Daniel is a motivational speaker, so prior to the program, he spent many years going around Canada and some places in the US, talking about his experience growing up with autism, with the goal of “trying to change people’s perceptions of autism and trying to help fellow Autistic people to live more strength-based lives,” he explains. He has noticed that many adults are mostly set in their ways and that it’s often very hard changing their perceptions, which ultimately strengthened his interest in children’s media. “Besides the fact that I am a huge personal fan of media for kids, I wanted to get into this field because I believe that the way we really make a change is through kids when they’re young and just starting to form views of the world. They are more open-minded, looking to have fun, and learn new things, so I thought if we could target the right messaging at kids in a fun way, not in a really heavy-handed way, and teach them strong values, then that kid may go on to make a difference,” he says.
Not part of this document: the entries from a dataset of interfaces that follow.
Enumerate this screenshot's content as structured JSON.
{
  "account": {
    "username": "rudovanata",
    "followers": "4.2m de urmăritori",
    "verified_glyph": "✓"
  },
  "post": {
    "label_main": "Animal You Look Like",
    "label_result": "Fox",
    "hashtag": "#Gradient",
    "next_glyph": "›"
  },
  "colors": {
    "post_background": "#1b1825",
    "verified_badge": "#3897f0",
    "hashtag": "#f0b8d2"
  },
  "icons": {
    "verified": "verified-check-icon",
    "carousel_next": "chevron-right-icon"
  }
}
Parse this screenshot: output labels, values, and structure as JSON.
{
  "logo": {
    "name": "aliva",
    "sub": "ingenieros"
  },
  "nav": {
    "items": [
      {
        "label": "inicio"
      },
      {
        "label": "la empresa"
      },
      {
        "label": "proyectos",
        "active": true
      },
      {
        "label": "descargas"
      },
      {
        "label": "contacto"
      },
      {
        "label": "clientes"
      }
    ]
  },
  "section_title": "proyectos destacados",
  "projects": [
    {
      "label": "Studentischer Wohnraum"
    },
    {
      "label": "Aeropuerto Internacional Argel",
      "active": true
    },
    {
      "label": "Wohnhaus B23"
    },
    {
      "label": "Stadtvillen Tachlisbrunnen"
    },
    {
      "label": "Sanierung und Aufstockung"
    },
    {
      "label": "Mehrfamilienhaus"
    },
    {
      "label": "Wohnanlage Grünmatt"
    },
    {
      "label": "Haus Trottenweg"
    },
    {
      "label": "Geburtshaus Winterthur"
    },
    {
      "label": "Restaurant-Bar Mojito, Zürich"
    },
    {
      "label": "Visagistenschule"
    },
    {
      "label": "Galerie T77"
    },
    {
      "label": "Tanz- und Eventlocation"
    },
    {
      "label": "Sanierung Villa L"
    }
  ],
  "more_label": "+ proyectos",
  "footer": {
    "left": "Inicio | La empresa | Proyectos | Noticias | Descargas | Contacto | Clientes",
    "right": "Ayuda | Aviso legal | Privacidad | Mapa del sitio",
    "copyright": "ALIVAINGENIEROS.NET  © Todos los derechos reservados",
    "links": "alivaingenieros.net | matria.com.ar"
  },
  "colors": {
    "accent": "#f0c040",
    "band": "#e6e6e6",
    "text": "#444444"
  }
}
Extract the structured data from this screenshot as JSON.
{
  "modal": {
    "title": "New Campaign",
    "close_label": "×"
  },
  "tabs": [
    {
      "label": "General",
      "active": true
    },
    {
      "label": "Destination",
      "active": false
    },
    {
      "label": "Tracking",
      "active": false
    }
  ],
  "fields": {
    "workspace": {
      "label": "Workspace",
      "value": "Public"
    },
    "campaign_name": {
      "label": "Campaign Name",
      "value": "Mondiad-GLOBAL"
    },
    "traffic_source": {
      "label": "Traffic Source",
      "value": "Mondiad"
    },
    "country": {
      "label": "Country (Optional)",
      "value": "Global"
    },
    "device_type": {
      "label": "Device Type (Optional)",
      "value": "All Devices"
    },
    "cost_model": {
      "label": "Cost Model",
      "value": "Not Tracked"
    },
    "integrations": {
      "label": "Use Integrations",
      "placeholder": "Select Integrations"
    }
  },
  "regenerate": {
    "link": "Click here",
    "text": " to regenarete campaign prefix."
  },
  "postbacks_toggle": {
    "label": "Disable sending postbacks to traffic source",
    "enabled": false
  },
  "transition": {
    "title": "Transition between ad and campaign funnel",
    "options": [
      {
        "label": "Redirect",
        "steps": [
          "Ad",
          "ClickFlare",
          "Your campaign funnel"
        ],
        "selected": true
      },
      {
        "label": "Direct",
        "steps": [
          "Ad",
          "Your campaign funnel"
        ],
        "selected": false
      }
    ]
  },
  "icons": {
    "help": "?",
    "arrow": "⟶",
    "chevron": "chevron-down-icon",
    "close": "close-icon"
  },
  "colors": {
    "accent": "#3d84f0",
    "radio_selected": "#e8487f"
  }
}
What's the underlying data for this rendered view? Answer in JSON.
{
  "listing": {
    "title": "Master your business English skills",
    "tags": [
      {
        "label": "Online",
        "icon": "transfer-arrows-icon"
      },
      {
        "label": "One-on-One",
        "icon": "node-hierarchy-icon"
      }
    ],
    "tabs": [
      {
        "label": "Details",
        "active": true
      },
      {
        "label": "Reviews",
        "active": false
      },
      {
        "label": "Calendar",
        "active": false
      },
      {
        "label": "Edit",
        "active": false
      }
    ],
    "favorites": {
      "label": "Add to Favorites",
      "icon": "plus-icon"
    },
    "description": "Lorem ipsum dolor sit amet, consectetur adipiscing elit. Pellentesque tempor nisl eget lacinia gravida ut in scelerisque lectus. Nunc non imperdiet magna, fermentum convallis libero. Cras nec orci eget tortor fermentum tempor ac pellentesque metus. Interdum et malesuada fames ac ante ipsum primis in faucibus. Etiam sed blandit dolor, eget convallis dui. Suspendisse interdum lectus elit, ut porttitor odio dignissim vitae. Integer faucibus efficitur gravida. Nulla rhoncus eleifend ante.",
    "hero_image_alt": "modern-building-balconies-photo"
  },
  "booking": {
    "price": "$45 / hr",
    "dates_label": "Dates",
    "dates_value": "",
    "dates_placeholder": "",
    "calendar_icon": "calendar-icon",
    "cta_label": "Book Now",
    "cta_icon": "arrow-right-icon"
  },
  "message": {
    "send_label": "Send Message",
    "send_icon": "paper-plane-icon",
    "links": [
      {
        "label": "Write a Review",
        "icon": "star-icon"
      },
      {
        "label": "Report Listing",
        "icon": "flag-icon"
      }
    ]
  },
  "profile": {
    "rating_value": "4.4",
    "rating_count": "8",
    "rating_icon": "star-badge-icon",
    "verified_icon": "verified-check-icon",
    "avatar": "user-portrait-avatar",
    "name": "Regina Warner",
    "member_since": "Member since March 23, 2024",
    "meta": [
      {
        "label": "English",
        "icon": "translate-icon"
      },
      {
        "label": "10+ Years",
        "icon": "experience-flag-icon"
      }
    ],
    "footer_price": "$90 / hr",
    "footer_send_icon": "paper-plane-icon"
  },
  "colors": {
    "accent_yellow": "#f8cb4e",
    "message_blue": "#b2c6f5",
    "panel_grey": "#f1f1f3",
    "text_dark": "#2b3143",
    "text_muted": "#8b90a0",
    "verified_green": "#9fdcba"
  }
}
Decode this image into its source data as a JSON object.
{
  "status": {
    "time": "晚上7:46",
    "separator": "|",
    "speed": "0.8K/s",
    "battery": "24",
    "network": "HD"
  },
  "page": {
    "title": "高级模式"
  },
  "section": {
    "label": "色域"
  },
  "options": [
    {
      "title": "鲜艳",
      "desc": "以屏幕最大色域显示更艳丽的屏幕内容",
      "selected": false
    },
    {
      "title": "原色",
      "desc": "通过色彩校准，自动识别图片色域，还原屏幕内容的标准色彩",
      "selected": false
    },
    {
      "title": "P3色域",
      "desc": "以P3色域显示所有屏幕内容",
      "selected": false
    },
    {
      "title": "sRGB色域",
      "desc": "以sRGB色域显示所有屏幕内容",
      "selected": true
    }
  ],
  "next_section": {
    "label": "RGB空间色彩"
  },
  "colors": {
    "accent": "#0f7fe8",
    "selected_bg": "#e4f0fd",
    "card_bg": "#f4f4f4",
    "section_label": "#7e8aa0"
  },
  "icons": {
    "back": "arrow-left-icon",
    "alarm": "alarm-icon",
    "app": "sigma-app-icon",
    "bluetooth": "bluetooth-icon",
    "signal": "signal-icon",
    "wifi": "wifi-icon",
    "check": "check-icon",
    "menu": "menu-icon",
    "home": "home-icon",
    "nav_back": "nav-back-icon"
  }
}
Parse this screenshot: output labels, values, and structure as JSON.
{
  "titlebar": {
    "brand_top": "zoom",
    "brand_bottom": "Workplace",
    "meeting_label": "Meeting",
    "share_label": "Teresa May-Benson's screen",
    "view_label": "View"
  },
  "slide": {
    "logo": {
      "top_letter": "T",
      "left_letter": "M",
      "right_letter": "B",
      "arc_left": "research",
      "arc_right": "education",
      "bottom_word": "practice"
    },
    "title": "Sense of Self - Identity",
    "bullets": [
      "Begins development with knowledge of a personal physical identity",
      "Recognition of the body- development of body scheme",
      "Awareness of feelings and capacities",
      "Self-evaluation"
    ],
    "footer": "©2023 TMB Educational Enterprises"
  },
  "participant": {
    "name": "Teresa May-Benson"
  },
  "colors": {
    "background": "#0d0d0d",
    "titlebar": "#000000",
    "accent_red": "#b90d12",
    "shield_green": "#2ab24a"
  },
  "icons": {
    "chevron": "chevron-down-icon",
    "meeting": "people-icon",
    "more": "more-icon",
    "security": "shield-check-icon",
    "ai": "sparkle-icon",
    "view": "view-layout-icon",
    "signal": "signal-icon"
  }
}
A key takeaway from the program that Daniel reflects on is that “we have the opportunity to really shape the world in a more positive and hopeful direction if we make compelling content for kids and I think that’s a responsibility that all Professors within the program really took seriously.” It was within the program where Daniel had the idea of writing a book as a way to complete part of his placement hours, after receiving encouragement from a Professor to do so. It took several months to write the story and he was able to receive feedback from many individuals, including his mother Maxine Share, an Autism Consultant, who advised on making sure things were accurate. A piece of advice he has for those going into children’s media is: “Don’t be afraid to put yourself into your work. A lot of people are guarded when talking about their own experiences, and a lot of people just try and write what they think other people want. Write about your own stuff - be your own stuff.”
Daniel shares, “What I want readers to know about this book is that it is probably my favourite thing that I have ever done in my life. I’ve done a TED Talk and have spoken at many venues, but I think this is the most powerful message that I’ve ever written- and I’ve written a lot of things over the years. Even though I have written academic papers that are dozens of pages long, I think that this little six-hundred-word book was probably the hardest thing. These books only appear simple, but it’s actually very difficult to get the message across in an age-appropriate way and in a way that is not harmful to the demographic. I think this is a story that can change lives.”
This is not the only book Daniel plans on writing, as he hopes this will become a series which will flip the script and follow the character of Dylan and his perspective of living with autism. Daniel has also completed a degree in Social Work and has just become a registered social worker and says, “this will be another way I can help get my message out there.”
Do You Want to Play? Making Friends with an Autistic Kid is available to purchase as both a soft-cover and Kindle edition on September 20th, 2020 on Amazon. You can also follow and support Daniel on his Facebook group, Autism Goggles.
By: Alexandra Few